She had to learn that she was given the freedom and strength of mind and actions to choose hope, even when it would take extraordinary faith in the unseen and unfathomable. That having the free will to choose hope is better than power and glory. That the manifestation of hope on this earth might be different from what one imagined it to be in the adrenaline of battle. That the vibrant green grass will return to cover the meadow, but the bones and scars and sacrifice will still be underneath. That her children, in innocence, would only see the green grass and not fully appreciate the bones and scars, but that was the very purpose for which she fought.




The End.



The capacity for hope is the most significant fact of life.It provides human beings with a sense of destinationand the energy to get started.

~Norman Cousins



And now I need a really funny book to read. Any suggestions?

7 comments:

Jen~ Lipstick and Laundry said...

That sums it up for sure... I am with you,I started the book series this week, reading one a day, with NO break and literally feel drained...
I need a light hearted funny love story... hahaha

Seth said...

Great review and analysis!

I recommend A.J. Jacobs for humor. "The Year of Living Biblically" is hilarious yet profound.

Tracey said...

oh my, needed to speed scroll past this bc I am in the middle of reading Mockingjay. Like I just walked down from my bed to check my email and then stumbled upon your blog and there was this post. Yikes! So, didn't really read it until I saw your last line about needing a funny book: Funny in Farsi by Firoozeh Dumas. Laugh out loud hilarious. And it's true story. She also has written a sequel which is equally as funny.
Ok, am off to read and will come back here in a day or so to read your review!

Skeller said...

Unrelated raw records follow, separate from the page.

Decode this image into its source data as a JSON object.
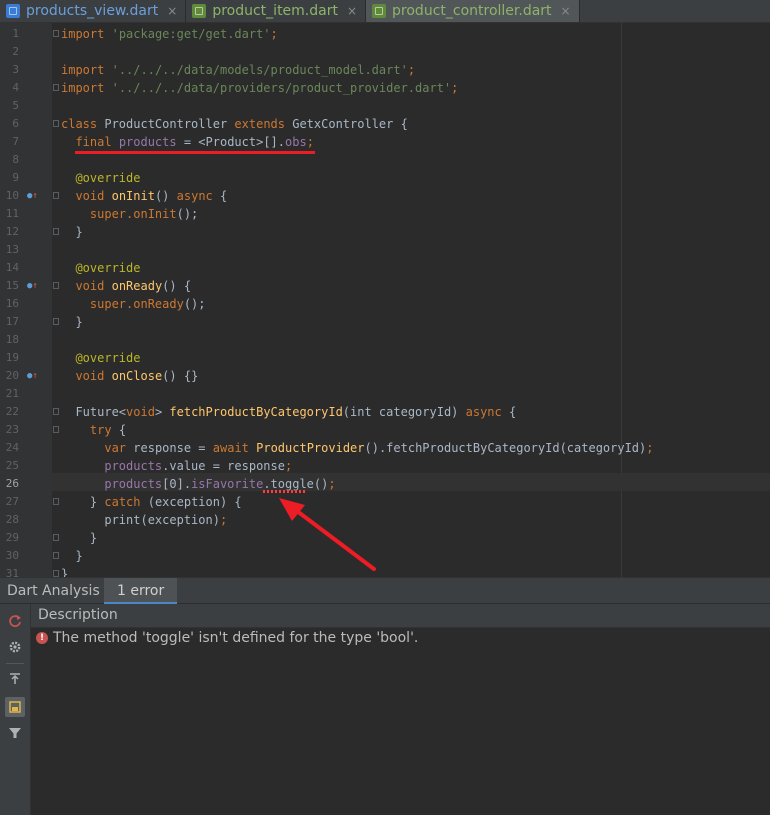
{
  "tabs": [
    {
      "label": "products_view.dart",
      "close": "×",
      "icon_color": "#3a7bd5"
    },
    {
      "label": "product_item.dart",
      "close": "×",
      "icon_color": "#5f8a3a"
    },
    {
      "label": "product_controller.dart",
      "close": "×",
      "icon_color": "#5f8a3a",
      "active": true
    }
  ],
  "editor": {
    "lines": [
      {
        "n": "1"
      },
      {
        "n": "2"
      },
      {
        "n": "3"
      },
      {
        "n": "4"
      },
      {
        "n": "5"
      },
      {
        "n": "6"
      },
      {
        "n": "7"
      },
      {
        "n": "8"
      },
      {
        "n": "9"
      },
      {
        "n": "10"
      },
      {
        "n": "11"
      },
      {
        "n": "12"
      },
      {
        "n": "13"
      },
      {
        "n": "14"
      },
      {
        "n": "15"
      },
      {
        "n": "16"
      },
      {
        "n": "17"
      },
      {
        "n": "18"
      },
      {
        "n": "19"
      },
      {
        "n": "20"
      },
      {
        "n": "21"
      },
      {
        "n": "22"
      },
      {
        "n": "23"
      },
      {
        "n": "24"
      },
      {
        "n": "25"
      },
      {
        "n": "26"
      },
      {
        "n": "27"
      },
      {
        "n": "28"
      },
      {
        "n": "29"
      },
      {
        "n": "30"
      },
      {
        "n": "31"
      }
    ],
    "code": {
      "l1_kw": "import",
      "l1_str": "'package:get/get.dart'",
      "l1_end": ";",
      "l3_kw": "import",
      "l3_str": "'../../../data/models/product_model.dart'",
      "l3_end": ";",
      "l4_kw": "import",
      "l4_str": "'../../../data/providers/product_provider.dart'",
      "l4_end": ";",
      "l6_kw1": "class",
      "l6_name": "ProductController",
      "l6_kw2": "extends",
      "l6_rest": "GetxController {",
      "l7_kw": "final",
      "l7_field": "products",
      "l7_mid": "= <Product>[].",
      "l7_obs": "obs",
      "l7_end": ";",
      "l9_ann": "@override",
      "l10_kw": "void",
      "l10_fn": "onInit",
      "l10_mid": "()",
      "l10_kw2": "async",
      "l10_end": "{",
      "l11_text": "super.onInit",
      "l11_end": "();",
      "l12_text": "}",
      "l14_ann": "@override",
      "l15_kw": "void",
      "l15_fn": "onReady",
      "l15_end": "() {",
      "l16_text": "super.onReady",
      "l16_end": "();",
      "l17_text": "}",
      "l19_ann": "@override",
      "l20_kw": "void",
      "l20_fn": "onClose",
      "l20_end": "() {}",
      "l22_a": "Future<",
      "l22_kw": "void",
      "l22_b": ">",
      "l22_fn": "fetchProductByCategoryId",
      "l22_c": "(int categoryId)",
      "l22_kw2": "async",
      "l22_d": "{",
      "l23_kw": "try",
      "l23_end": "{",
      "l24_kw": "var",
      "l24_a": "response =",
      "l24_kw2": "await",
      "l24_fn": "ProductProvider",
      "l24_b": "().fetchProductByCategoryId(categoryId)",
      "l24_end": ";",
      "l25_field": "products",
      "l25_a": ".value = response",
      "l25_end": ";",
      "l26_field": "products",
      "l26_a": "[0].",
      "l26_field2": "isFavorite",
      "l26_b": ".",
      "l26_err": "toggle",
      "l26_c": "()",
      "l26_end": ";",
      "l27_a": "}",
      "l27_kw": "catch",
      "l27_b": "(exception) {",
      "l28_a": "print(exception)",
      "l28_end": ";",
      "l29_text": "}",
      "l30_text": "}",
      "l31_text": "}"
    }
  },
  "panel": {
    "title": "Dart Analysis",
    "tab_label": "1 error",
    "column_header": "Description",
    "toolbar_icons": [
      "refresh-icon",
      "settings-icon",
      "autoscroll-icon",
      "group-by-file-icon",
      "filter-icon"
    ],
    "errors": [
      {
        "icon": "!",
        "message": "The method 'toggle' isn't defined for the type 'bool'."
      }
    ]
  },
  "colors": {
    "keyword": "#cc7832",
    "string": "#6a8759",
    "annotation": "#bbb529",
    "function": "#ffc66d",
    "field": "#9876aa",
    "error": "#c75450",
    "accent": "#4a88c7"
  }
}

Gosh, I swear, Tracey and I are going to be real-life friends some day. She just recommended the exact book I was going to tell you about when I read your need for a funny book!!! And I didn't know there was a sequel (squealing with glee!!). And I'm really REALLY in need of a funny book, because I'm currently reading The True Story of Hansel & Gretel (right on the heels of Mockingjay) - and it's dark, depressing, gratuitously violent & disgusting. Not funny at all.

I will recommend Broken for You. It's not funny, per se. But it is hopeful-feel-good and it's filled with quirky enjoyable characters.

Heidi - I always love your book reviews!!

April said...

I am having withdrawals now that it's over. I even re-read I & II before reading III just to drag it out a bit. I, too, keep thinking about the characters, the story. These were also outside my normal literary realm, but I can't remember the last time a book kept me up til the wee hours as these did. Great review, as usual. I am now reading "The Elegance of the Hedgehog" per your suggestion.

Tracey said...

Ok, just finished and came back to read your review which you articulated so well. The thing that sits with me so profoundly is the truth that flawed human nature and it's frailty resides in all, whether we are "for" or "against", "good" or "bad". This truth is evident when District 13, in their desire to separate themselves, became misguided. War never highlights the good in man, ever.

I can't also help but think that Susan Collins was highlighting our very real obsession with appearance and superficiality. The people in the Capitol were part of the "machine". Part victims and participants of a culture that seeks to distract them from seeing and thinking about things that really matter. Although in the Capitol we see the extremity of this (died skin, flashy clothes, shallow behavior, gluttony) it is only a visual of what we all have the capability to become should we stop fighting for our right to think/work/believe on our own. And in President Snow you see the perverseness of such a life lying underneath all the "makeup". You see the grotesque sickness.

Okay, that is all for now. I used to be a highschool English teacher, would have loved to read through this with them, talk about it.

Shannon said...

Am-ma-zing review of a brilliant, painful, thought provoking book! I love how you summed it up, made sense of the chaos and really pulled out the heart of it. Nice work Heidi! Also-so far out my usual realm of literary choices. April, I hope you like 'Elegance of the Hedgehog'. It has stayed with me.